When the original Scream came out in 1996, it was a blast of fresh air in the horror genre with its self-referential style that still managed to contain some genuine thrills. Its subsequent sequels were met with less enthusiasm, as the franchise seemed content to just rehash the things that made the first film so successful.
Twenty-five years later, we have arrived at the fifth installment, cheekily — or lazily, depending on your perspective — titled just Scream again in a commentary on the ongoing reboot phase in Hollywood. That knowing reference continues in the dialogue, with a character opining about the lack of imagination in the film industry when talking about Stab, the film-within-the-film that has now reached its eighth movie.

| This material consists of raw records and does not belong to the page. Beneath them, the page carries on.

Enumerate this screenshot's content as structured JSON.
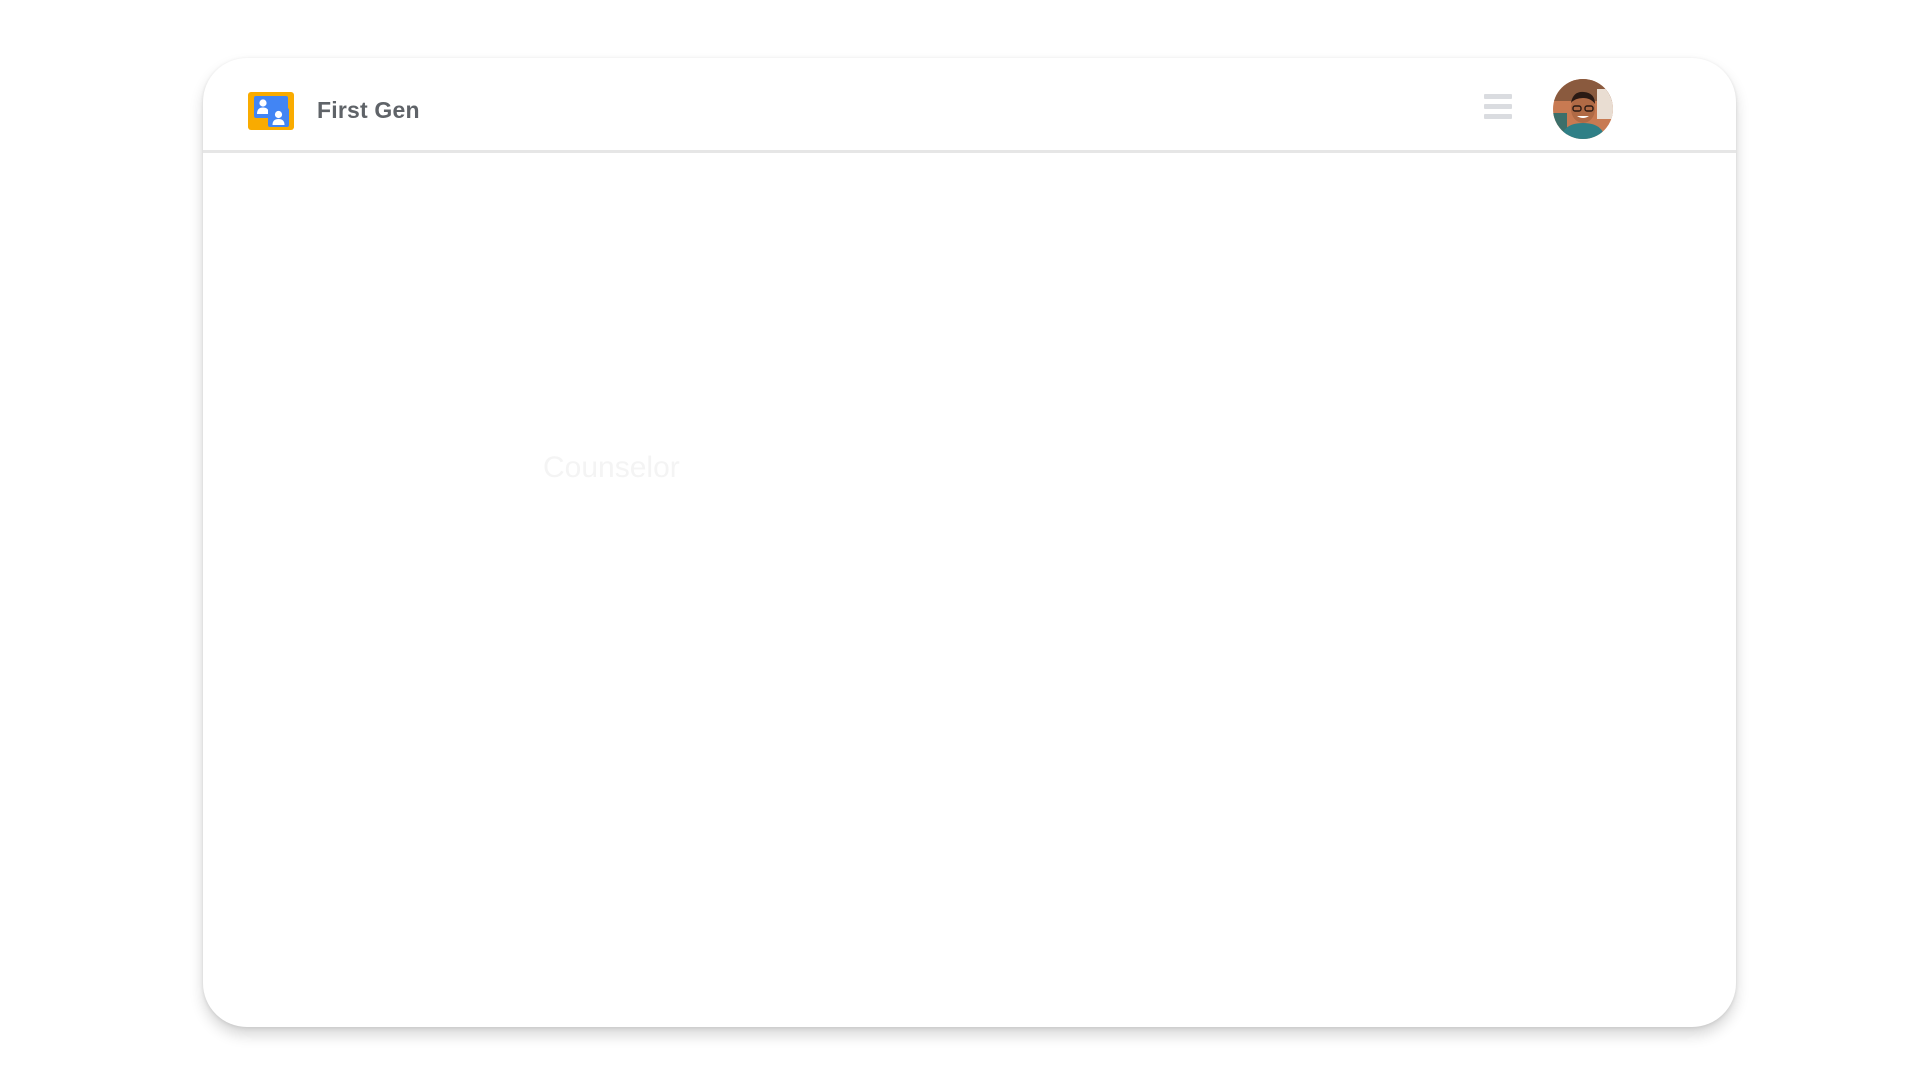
{
  "app": {
    "name": "First Gen"
  },
  "header": {
    "logo_icon": "people-card-icon",
    "menu_icon": "hamburger-menu-icon",
    "avatar_icon": "user-avatar",
    "colors": {
      "logo_background": "#f9ab00",
      "logo_panel": "#4285f4",
      "brand_text": "#5f6368",
      "menu_lines": "#dadce0",
      "divider": "#e6e6e6"
    }
  },
  "content": {
    "faded_label": "Counselor"
  }
}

Per the rules of the reboot – or, as that character calls it, the re-quel – this film introduces a whole bunch of new characters while still honoring the legacy of the original stars. Thus, the lead is Sam Carpenter (Melissa Barrera), whose estranged sister Tara (Jenna Ortega) is attacked in the film’s opening scene. Sam, along with her boyfriend Richie (Jack Quaid) and Tara’s friends Wes (Dylan Minnette), Mindy (Jasmin Savoy-Brown), Amber (Mikey Madison), and Chad (Mason Gooding), attempts to figure out who the new Ghostface might be – and everyone’s a suspect.
Directed by Matt Bettinelli-Olpin and Tyler Gillett, and written by James Vanderbilt and Guy Busick, the film, much like the previous three films, plays the hits. At this point in the series, even though the behind-the-scenes faces have changed (this is the first film not to directly involve either director Wes Craven or writer Kevin Williamson), there doesn’t seem to be much interest in changing the formula. Undoubtedly, many will have an issue with that, but it appears to be the point of the series that no matter how many things change, the story will remain the same.

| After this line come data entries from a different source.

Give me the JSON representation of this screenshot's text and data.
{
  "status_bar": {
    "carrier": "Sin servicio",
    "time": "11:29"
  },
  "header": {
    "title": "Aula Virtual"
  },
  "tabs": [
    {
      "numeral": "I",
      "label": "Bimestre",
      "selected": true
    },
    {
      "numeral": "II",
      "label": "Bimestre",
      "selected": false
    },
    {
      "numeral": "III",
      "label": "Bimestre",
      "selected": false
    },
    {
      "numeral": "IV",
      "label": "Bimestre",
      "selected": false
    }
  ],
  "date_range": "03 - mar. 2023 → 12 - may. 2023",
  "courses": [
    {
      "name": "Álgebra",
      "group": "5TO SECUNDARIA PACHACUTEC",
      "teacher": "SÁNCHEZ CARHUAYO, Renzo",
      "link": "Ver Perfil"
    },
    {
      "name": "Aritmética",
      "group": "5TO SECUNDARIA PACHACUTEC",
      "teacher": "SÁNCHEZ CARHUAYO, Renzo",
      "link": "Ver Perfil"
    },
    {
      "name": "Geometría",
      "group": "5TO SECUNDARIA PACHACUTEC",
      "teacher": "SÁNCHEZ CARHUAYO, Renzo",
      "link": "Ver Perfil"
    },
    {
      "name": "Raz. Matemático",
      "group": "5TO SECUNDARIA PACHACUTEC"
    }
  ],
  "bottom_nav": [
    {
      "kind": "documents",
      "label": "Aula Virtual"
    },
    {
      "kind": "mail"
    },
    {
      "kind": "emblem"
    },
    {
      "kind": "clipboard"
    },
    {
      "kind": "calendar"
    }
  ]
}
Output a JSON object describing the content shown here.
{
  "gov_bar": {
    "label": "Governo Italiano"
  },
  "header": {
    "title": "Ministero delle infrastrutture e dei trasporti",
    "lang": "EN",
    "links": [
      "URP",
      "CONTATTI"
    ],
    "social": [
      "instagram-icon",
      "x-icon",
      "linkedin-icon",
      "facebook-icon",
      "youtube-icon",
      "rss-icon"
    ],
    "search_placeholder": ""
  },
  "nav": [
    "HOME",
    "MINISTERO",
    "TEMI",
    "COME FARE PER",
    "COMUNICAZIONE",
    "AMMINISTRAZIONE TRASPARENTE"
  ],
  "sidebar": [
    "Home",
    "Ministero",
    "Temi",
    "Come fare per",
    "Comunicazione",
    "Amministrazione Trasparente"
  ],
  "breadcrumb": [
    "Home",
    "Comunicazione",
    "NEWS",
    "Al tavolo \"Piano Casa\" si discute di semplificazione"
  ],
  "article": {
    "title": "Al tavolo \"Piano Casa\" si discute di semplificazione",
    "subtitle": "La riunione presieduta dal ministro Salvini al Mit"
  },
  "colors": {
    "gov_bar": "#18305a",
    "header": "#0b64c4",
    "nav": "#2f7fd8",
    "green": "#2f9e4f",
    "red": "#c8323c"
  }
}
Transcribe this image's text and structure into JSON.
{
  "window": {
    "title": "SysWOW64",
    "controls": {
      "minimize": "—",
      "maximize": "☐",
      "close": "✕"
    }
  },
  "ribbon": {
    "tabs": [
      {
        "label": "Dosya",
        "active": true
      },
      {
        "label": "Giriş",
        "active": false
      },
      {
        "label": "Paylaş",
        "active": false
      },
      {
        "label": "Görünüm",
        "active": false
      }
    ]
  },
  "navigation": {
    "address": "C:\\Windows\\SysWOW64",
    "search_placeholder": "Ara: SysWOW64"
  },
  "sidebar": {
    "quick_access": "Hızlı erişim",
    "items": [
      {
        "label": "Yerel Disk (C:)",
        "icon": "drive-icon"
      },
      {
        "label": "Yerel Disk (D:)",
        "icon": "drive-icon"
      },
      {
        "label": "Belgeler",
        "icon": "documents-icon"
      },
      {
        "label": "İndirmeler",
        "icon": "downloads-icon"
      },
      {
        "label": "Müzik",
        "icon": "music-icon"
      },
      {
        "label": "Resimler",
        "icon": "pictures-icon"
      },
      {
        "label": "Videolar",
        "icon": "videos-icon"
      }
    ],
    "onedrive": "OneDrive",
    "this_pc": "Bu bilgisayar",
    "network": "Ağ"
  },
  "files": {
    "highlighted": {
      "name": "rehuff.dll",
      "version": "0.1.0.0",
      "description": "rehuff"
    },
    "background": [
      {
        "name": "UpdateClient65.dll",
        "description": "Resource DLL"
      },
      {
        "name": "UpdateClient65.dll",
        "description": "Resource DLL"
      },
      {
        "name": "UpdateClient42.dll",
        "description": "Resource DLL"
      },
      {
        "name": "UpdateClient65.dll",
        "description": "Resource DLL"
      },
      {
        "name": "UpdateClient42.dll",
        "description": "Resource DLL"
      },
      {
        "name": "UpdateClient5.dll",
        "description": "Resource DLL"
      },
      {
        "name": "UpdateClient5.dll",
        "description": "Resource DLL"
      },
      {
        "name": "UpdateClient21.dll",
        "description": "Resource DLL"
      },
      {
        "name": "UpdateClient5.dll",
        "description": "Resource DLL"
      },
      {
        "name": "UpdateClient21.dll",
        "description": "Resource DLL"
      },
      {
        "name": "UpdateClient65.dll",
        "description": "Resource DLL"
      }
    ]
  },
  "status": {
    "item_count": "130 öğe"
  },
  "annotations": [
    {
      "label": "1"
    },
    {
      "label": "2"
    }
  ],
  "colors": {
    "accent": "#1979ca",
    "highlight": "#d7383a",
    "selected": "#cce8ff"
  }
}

So you get the scene where someone explains the rules of being in a horror movie (this time done by the returning David Arquette), along with scenes referencing recent developments in the genre, including “elevated” options like The Babadook and It Follows. And once again Sidney Prescott (Neve Campbell) and Gale Weathers/Riley (Courtney Cox) get drawn back into the fray, although the reasoning for them doing so this time is so thin that it almost doesn’t exist.
If you’re judging the film on its own, it’s only so-so. The story is lacking much wow factor, and the only element that makes it stand out is a slight increase in graphic violence, with a few close-ups that would make anyone cringe. But every Scream movie is designed to be in concert with the others, and so it works exactly as they intended. Not much of it makes logical sense, but that’s all part of the fun.
The film is full of young actors on the rise, from Barrera (In the Heights) to Minnette (13 Reasons Why) to Madison (Once Upon a Time in Hollywood), itself a long Scream tradition. Everyone acquits themselves well, although a few of them dial up the intensity just a bit too much. Arquette, Cox, and Campbell are the old reliables, with their knowing reactions more than enough to sell the believability of their scenes.
If you’re going to watch a Scream film in this day and age, you have to know you’ll be served pretty much the same meal as you’ve gotten four times before. You’re either okay with that or you’re not; for my money, it’s as entertaining as the other films in the franchise, making it worth seeing in spite of its faults.
Scream opens in theaters on January 14.